CEA |   |   |   |   |   |   | webmail : intra - extra |  Accès VPN-SSL | Contact

Stages Master 1 / Master 2

Imaging and control of polar domain walls in ferroelectric materials for high density storage media

Downscaling of memory devices for ultra-high storage densities and low power consumption is a major challenge for post-CMOS electronics in order to implement new functionalities. Domain wall (DW) engineering in ferroic materials is one possible route where the DW rather than the bulk material becomes the active element. The challenge then is to predict and control the nanoscale DW functionality [1]. DWs are transition regions where the changes of the order parameter from one domain to another result in strong gradient effects. Ferroelastic materials can contain a very high density of polar DWs [2] with dipole moments in the wall aligned parallel or antiparallel [3] to the apex and therefore serve as robust, nanoscale functional devices such as memory cells. CaTiO3 is the prototypical non-polar ferroelastic showing DW polarity.
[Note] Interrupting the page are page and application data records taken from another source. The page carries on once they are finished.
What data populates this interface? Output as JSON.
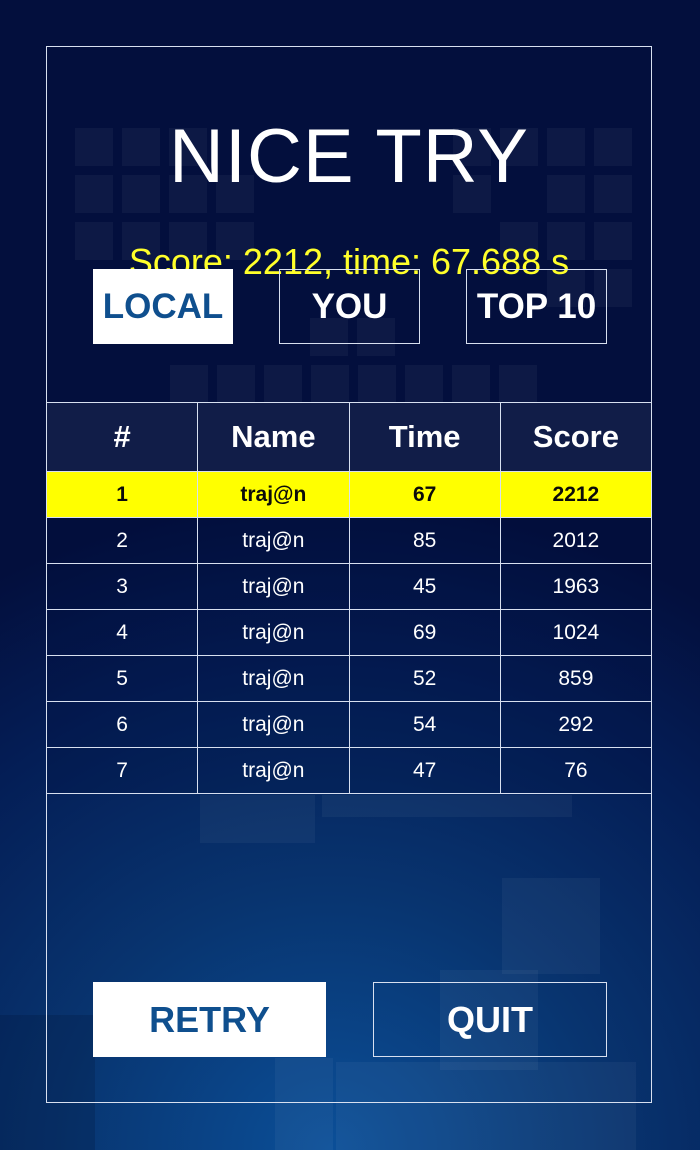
{
  "header": {
    "title": "NICE TRY",
    "score_line": "Score: 2212, time: 67.688 s"
  },
  "tabs": [
    {
      "label": "LOCAL",
      "active": true
    },
    {
      "label": "YOU",
      "active": false
    },
    {
      "label": "TOP 10",
      "active": false
    }
  ],
  "leaderboard": {
    "columns": [
      "#",
      "Name",
      "Time",
      "Score"
    ],
    "rows": [
      {
        "rank": "1",
        "name": "traj@n",
        "time": "67",
        "score": "2212",
        "highlight": true
      },
      {
        "rank": "2",
        "name": "traj@n",
        "time": "85",
        "score": "2012"
      },
      {
        "rank": "3",
        "name": "traj@n",
        "time": "45",
        "score": "1963"
      },
      {
        "rank": "4",
        "name": "traj@n",
        "time": "69",
        "score": "1024"
      },
      {
        "rank": "5",
        "name": "traj@n",
        "time": "52",
        "score": "859"
      },
      {
        "rank": "6",
        "name": "traj@n",
        "time": "54",
        "score": "292"
      },
      {
        "rank": "7",
        "name": "traj@n",
        "time": "47",
        "score": "76"
      }
    ]
  },
  "actions": {
    "retry_label": "RETRY",
    "quit_label": "QUIT"
  },
  "colors": {
    "highlight": "#ffff00",
    "score_text": "#ffff2a",
    "accent_text": "#0f4f8e",
    "background": "#041d55"
  }
}
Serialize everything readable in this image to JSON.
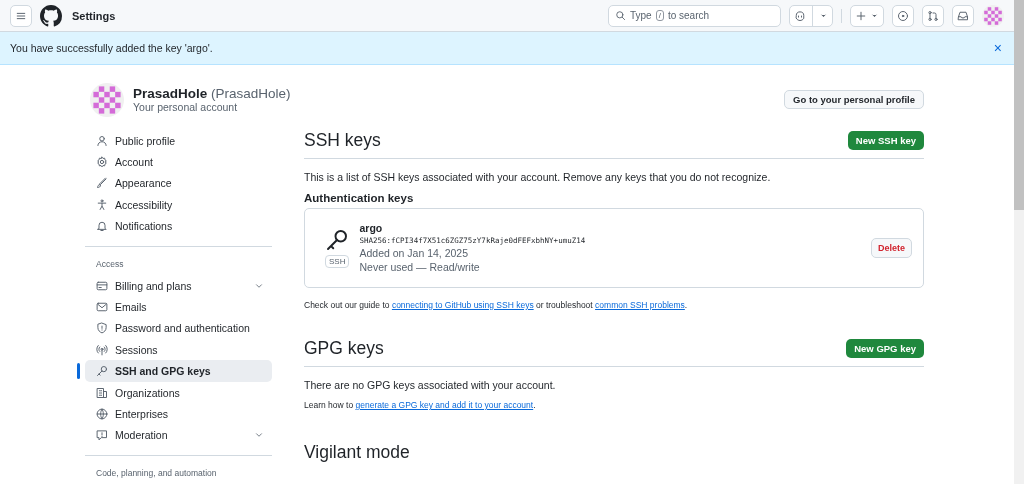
{
  "header": {
    "title": "Settings",
    "search": {
      "placeholder_before": "Type",
      "key": "/",
      "placeholder_after": "to search"
    }
  },
  "flash": {
    "message": "You have successfully added the key 'argo'.",
    "close": "×"
  },
  "profile": {
    "name": "PrasadHole",
    "login": "(PrasadHole)",
    "subtitle": "Your personal account",
    "button": "Go to your personal profile"
  },
  "sidebar": {
    "sections": [
      {
        "items": [
          {
            "label": "Public profile",
            "selected": false,
            "expandable": false
          },
          {
            "label": "Account",
            "selected": false,
            "expandable": false
          },
          {
            "label": "Appearance",
            "selected": false,
            "expandable": false
          },
          {
            "label": "Accessibility",
            "selected": false,
            "expandable": false
          },
          {
            "label": "Notifications",
            "selected": false,
            "expandable": false
          }
        ]
      },
      {
        "heading": "Access",
        "items": [
          {
            "label": "Billing and plans",
            "selected": false,
            "expandable": true
          },
          {
            "label": "Emails",
            "selected": false,
            "expandable": false
          },
          {
            "label": "Password and authentication",
            "selected": false,
            "expandable": false
          },
          {
            "label": "Sessions",
            "selected": false,
            "expandable": false
          },
          {
            "label": "SSH and GPG keys",
            "selected": true,
            "expandable": false
          },
          {
            "label": "Organizations",
            "selected": false,
            "expandable": false
          },
          {
            "label": "Enterprises",
            "selected": false,
            "expandable": false
          },
          {
            "label": "Moderation",
            "selected": false,
            "expandable": true
          }
        ]
      },
      {
        "heading": "Code, planning, and automation"
      }
    ]
  },
  "ssh": {
    "title": "SSH keys",
    "button": "New SSH key",
    "description": "This is a list of SSH keys associated with your account. Remove any keys that you do not recognize.",
    "subheading": "Authentication keys",
    "keys": [
      {
        "name": "argo",
        "badge": "SSH",
        "fingerprint": "SHA256:fCPI34f7X51c6ZGZ75zY7kRaje0dFEFxbhNY+umuZ14",
        "added": "Added on Jan 14, 2025",
        "usage": "Never used — Read/write",
        "action": "Delete"
      }
    ],
    "guide": [
      {
        "kind": "text",
        "text": "Check out our guide to "
      },
      {
        "kind": "link",
        "text": "connecting to GitHub using SSH keys"
      },
      {
        "kind": "text",
        "text": " or troubleshoot "
      },
      {
        "kind": "link",
        "text": "common SSH problems"
      },
      {
        "kind": "text",
        "text": "."
      }
    ]
  },
  "gpg": {
    "title": "GPG keys",
    "button": "New GPG key",
    "description": "There are no GPG keys associated with your account.",
    "guide": [
      {
        "kind": "text",
        "text": "Learn how to "
      },
      {
        "kind": "link",
        "text": "generate a GPG key and add it to your account"
      },
      {
        "kind": "text",
        "text": "."
      }
    ]
  },
  "vigilant": {
    "title": "Vigilant mode"
  }
}
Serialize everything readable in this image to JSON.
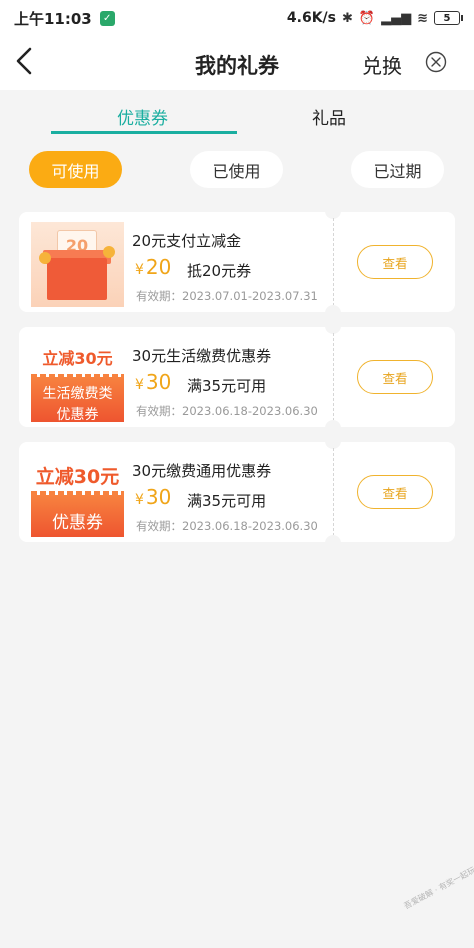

For more information:

X-ray photoelectron diffraction study of structural phases in epitaxially strained ferroelectric thin films

A fundamental property of ferroelectric (FE) materials is their electrically switchable spontaneous polarization below the Curie temperature, which has driven promising applications of such materials as nonvolatile memory storage devices and sensors. Structural changes in thin films can modify the ferroelectric state [1] and thus the performance of these materials in nanoelectronic devices, chemical sensors or photovoltaic cells. The polarization state may be chemically switched by annealing under oxygen [2] and epitaxial strain can engineer completely new FE phases [3].

X-ray Photoelectron Diffraction (XPD) combines the chemical sensitivity of core level photoemission with local order sensitivity around the emitting atom. The photoemission intensity is measured as a function of angle above the sample [4], giving information on interatomic distances, bond angles and chemical states. It is therefore ideally suited to measure the surface distortions in the atomic structure of epitaxial FE films [5]. IRAMIS has recently installed a new, high angular resolution XPD experiment with fully automatic data acquisition system.


For more information: 



Bientôt en ligne



Stages Post-Doctoraux

Propositions déposées tout au long de l'année











Maj : 13/09/2016 (2017)


Retour en haut